The Supreme Court has restated that the label that the parties apply to a work contract is not determinative of the worker’s status if it does not reflect the reality. The Court went on to say that a tribunal/court can disregard any express terms which do not reflect the actual intentions of the parties, even where there is no attempt to mislead.
This case involved a group of car valeters who were engaged under written contracts which stated that they were self-employed. These contracts also said that the valeters did not have to accept offers of work, that they could send a substitute in their place and that they were responsible for their own income tax.
Some of the valeters brought a case claiming a right to the national minimum wage and holiday pay. In order to be entitled to these the valeters had to effectively establish that they were employees.
It is established law that to qualify as an employee a number of criteria must be satisfied. These are:
- The individual must provide his personal services
- The employer must have a sufficient degree of control over the employee
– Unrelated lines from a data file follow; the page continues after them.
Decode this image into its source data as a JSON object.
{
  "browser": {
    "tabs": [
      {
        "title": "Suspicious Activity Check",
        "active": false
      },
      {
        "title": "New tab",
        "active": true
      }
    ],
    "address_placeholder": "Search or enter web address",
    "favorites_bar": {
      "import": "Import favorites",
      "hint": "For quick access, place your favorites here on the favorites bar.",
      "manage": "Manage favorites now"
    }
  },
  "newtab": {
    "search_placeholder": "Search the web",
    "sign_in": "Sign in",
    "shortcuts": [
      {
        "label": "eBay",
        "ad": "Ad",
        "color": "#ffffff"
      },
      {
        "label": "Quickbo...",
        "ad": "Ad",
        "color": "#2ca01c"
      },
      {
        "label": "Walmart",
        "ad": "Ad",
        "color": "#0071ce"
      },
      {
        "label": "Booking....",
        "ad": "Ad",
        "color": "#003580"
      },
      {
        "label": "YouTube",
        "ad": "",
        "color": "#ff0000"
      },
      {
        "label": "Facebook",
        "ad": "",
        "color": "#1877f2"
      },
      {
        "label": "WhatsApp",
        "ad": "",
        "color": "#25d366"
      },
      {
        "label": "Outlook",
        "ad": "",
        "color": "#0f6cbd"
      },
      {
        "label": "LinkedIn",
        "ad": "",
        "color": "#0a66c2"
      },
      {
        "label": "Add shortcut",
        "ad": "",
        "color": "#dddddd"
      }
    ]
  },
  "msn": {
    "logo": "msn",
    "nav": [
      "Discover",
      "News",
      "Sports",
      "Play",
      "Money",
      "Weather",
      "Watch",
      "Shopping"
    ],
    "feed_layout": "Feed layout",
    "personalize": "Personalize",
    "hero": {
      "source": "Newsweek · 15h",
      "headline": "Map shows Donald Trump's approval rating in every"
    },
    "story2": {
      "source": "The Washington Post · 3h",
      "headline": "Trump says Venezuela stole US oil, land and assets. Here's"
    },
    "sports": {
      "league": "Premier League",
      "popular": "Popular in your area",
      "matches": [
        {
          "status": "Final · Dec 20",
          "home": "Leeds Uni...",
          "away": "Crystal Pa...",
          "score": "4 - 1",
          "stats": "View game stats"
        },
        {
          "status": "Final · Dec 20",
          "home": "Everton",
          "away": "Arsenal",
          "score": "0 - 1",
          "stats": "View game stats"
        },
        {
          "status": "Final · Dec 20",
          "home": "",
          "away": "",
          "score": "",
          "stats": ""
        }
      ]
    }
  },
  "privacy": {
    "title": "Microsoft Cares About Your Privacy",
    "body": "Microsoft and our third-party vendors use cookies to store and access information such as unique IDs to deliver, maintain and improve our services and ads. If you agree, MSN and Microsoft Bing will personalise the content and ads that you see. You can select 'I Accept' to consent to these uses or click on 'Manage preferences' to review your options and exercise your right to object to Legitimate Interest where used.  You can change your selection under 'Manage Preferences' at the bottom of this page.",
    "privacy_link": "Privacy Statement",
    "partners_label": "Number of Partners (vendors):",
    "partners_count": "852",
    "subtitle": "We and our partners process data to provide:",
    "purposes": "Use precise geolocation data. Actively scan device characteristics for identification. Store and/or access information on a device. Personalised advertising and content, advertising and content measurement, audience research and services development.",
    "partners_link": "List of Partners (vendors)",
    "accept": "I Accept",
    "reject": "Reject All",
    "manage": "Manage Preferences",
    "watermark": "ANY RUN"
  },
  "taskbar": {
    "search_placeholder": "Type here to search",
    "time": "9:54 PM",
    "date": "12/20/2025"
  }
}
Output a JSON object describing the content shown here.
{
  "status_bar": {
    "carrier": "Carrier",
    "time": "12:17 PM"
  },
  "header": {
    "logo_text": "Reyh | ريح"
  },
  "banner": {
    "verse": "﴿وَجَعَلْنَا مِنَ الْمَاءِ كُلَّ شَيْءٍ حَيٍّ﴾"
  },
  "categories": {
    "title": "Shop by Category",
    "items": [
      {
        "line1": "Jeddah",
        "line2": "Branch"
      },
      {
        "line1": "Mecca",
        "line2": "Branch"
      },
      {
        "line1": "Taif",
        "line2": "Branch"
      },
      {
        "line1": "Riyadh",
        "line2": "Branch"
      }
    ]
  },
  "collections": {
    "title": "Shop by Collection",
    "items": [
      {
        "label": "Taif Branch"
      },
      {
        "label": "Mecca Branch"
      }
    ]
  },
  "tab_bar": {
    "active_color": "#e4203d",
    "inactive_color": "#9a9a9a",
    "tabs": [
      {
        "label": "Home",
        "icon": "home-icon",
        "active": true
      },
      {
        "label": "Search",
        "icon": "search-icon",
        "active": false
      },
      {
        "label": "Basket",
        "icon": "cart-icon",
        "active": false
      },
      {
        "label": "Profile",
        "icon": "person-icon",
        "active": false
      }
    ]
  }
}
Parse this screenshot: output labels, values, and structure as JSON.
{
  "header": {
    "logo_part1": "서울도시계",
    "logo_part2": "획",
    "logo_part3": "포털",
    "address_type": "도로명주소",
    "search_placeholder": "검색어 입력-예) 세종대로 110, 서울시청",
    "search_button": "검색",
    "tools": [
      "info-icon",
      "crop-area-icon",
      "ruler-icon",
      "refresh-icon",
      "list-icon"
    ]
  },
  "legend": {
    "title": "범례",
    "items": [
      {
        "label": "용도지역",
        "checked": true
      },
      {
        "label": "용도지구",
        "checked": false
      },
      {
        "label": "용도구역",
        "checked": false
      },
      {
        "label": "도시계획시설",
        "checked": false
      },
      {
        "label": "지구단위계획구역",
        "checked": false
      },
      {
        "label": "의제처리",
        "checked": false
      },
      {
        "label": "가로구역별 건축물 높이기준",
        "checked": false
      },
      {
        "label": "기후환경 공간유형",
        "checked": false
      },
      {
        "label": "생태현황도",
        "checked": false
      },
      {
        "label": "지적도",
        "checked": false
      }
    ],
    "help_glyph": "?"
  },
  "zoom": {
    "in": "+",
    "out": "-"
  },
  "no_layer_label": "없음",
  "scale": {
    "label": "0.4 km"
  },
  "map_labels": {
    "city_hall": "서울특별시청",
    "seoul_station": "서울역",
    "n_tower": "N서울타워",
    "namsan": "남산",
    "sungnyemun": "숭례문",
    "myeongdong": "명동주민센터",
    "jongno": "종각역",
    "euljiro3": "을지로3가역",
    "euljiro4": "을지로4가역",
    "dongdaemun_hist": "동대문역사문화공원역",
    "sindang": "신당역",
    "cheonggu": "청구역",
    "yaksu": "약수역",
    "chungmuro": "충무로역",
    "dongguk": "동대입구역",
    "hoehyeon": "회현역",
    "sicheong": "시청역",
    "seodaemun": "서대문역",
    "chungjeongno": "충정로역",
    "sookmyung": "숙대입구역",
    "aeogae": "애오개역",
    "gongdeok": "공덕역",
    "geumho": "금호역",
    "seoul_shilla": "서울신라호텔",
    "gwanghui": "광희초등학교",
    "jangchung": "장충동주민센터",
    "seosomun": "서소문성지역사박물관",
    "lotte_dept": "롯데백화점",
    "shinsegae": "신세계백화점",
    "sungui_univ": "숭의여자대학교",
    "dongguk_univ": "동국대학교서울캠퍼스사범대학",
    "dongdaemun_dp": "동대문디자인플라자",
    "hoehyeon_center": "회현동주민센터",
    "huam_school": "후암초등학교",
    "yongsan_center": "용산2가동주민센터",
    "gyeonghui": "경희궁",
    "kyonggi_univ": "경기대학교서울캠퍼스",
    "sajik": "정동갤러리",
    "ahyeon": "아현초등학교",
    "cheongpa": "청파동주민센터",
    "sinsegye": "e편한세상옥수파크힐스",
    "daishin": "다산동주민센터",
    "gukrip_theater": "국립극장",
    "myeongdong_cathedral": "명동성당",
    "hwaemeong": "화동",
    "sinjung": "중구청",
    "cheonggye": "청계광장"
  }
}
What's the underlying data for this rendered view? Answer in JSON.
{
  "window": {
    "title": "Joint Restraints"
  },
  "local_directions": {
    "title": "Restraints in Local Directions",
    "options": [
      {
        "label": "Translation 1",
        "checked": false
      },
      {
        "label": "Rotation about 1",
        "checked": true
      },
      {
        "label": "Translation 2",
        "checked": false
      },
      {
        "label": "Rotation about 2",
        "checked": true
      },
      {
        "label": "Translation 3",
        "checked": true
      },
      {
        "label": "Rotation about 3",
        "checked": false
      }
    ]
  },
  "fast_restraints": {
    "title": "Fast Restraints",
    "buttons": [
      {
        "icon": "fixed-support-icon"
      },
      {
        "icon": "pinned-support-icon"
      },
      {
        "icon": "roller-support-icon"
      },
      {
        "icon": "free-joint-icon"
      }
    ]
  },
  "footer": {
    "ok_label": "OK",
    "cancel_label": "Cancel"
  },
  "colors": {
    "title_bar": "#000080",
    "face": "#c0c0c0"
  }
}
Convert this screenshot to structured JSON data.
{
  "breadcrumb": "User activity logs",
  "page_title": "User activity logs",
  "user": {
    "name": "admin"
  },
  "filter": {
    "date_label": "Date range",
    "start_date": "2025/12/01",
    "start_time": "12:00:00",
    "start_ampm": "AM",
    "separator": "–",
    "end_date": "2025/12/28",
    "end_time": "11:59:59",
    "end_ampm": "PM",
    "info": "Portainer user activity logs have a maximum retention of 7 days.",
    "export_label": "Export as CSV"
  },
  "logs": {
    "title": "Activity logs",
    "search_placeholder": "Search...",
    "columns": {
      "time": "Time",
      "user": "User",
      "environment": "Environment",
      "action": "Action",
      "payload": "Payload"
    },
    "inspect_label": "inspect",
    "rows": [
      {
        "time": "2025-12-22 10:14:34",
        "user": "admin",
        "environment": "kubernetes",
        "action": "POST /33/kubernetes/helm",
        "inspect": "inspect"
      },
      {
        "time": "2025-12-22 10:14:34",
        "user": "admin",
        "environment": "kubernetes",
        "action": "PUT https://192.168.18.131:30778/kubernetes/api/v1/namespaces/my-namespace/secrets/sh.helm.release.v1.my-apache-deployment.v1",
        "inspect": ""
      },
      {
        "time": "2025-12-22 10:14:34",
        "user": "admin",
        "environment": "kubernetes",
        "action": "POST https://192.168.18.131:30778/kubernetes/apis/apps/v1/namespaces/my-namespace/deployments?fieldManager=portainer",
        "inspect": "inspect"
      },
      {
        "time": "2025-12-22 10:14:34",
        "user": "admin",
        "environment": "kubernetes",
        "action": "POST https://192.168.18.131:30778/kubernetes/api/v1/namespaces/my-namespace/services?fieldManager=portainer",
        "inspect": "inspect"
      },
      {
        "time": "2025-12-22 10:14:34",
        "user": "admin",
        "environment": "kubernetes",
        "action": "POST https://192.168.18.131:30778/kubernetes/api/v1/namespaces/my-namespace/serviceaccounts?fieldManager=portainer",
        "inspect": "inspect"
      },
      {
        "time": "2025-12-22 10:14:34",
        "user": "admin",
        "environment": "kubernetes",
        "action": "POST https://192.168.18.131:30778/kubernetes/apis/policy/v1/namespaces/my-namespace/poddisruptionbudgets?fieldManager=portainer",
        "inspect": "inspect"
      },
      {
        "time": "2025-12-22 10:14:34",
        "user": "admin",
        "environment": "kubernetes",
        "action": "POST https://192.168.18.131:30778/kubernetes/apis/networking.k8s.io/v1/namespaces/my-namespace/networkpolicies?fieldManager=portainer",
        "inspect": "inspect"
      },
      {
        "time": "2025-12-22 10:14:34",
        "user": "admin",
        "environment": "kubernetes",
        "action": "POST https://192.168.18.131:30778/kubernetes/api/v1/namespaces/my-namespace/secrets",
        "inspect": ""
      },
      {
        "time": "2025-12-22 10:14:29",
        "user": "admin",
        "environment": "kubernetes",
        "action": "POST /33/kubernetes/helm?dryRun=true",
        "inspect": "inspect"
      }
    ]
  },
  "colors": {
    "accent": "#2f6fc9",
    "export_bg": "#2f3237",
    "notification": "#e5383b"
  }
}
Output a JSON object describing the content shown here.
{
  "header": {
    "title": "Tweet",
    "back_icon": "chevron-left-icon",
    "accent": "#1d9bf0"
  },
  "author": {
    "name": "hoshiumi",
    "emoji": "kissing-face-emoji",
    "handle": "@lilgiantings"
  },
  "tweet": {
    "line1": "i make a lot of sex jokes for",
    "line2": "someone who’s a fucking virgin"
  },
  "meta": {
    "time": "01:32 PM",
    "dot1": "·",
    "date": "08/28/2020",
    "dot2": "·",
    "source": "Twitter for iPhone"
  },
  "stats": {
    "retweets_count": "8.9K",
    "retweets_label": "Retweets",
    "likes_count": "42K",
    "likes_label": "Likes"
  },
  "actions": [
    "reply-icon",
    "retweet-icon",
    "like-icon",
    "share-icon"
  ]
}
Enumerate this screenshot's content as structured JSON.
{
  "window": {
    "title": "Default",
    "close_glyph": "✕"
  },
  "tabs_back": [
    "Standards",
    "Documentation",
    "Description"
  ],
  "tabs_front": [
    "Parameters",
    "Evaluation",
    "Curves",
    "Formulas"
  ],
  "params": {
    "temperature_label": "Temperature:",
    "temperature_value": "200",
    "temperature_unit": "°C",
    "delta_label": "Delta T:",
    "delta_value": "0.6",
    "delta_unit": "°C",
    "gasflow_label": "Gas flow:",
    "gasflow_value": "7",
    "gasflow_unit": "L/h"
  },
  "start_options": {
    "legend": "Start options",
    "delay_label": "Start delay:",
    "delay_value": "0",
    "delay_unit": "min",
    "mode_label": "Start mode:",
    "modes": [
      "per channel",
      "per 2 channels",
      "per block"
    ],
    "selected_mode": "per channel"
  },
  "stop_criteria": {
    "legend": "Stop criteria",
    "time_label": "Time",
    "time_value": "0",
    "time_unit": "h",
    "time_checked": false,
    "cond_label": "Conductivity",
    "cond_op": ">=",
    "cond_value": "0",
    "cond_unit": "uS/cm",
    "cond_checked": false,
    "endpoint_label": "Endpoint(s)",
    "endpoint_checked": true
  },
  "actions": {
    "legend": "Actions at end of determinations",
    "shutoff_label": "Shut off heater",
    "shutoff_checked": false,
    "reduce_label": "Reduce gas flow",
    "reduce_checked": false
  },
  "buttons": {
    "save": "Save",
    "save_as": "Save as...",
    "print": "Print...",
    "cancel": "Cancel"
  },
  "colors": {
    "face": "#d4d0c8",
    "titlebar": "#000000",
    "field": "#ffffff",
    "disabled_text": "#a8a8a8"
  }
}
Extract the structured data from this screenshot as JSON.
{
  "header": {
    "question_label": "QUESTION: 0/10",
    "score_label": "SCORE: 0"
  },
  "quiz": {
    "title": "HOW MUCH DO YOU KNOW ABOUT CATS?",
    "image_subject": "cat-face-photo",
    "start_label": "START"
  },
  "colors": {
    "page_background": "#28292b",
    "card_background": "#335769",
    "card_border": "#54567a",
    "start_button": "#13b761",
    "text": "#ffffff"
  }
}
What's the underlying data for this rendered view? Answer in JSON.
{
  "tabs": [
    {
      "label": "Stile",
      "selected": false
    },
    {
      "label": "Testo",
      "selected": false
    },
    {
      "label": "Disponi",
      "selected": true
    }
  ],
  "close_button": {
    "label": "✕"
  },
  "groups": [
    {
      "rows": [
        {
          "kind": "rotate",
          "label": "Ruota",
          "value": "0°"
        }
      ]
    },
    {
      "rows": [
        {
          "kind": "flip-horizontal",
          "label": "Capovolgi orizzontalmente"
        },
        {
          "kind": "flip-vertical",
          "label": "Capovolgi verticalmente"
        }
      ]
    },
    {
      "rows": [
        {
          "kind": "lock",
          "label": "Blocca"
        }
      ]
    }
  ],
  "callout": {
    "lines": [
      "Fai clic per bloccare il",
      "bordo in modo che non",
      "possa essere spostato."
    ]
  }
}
- There must be an obligation on the employer to provide work and on the employee to do this work.
Although it appeared that the valeters were not employees, as their contracts contained terms which would preclude an employer/employee relationship, the Supreme Court said that tribunals and courts are not constrained by written terms of an agreement and that they may examine the reality of the situation.
It was decided that individuals who had been treated as self-employed were actually employees. In practice they had no control over what they did, were subject to the direction of the company’s employees and could not source their own work materials.
It is interesting to note that HMRC had previously determined that the valeters were self-employed.
What are the implications of this decision?
The real lesson of case is that the written documents must reflect the reality of the situation. A contract which is drafted on the basis of self-employed status will not prevent the workers having the status of employees if that is how they are treated in practice. The consequences of that can be significant. Not only will the workers have access to a number of statutory rights such as unfair dismissal, redundancy payments and maternity/paternity rights, but there will be obligation to account for PAYE income tax and NIC social security contributions. In addition employers have duties under the prevention of illegal working legislation not to employ anybody who does not have the right to work in the UK (there are both civil and criminal sanctions for failing to do so, including a maximum civil fine of up to £10,000 per illegal worker). This does not apply to self-employed or agency workers.
This is an area in which there has been a considerable amount of litigation over recent years and is to be welcomed as a definitive statement of the law. Employers should now review their contractual documentation relating to contractor staff and compare that with the relationship those individuals in fact have with the organisation. If there appears to be a significant disparity then remedial action will need to be taken either to restore what is happening on the ground to what was originally envisaged or acknowledge the current situation and change the individual’s status.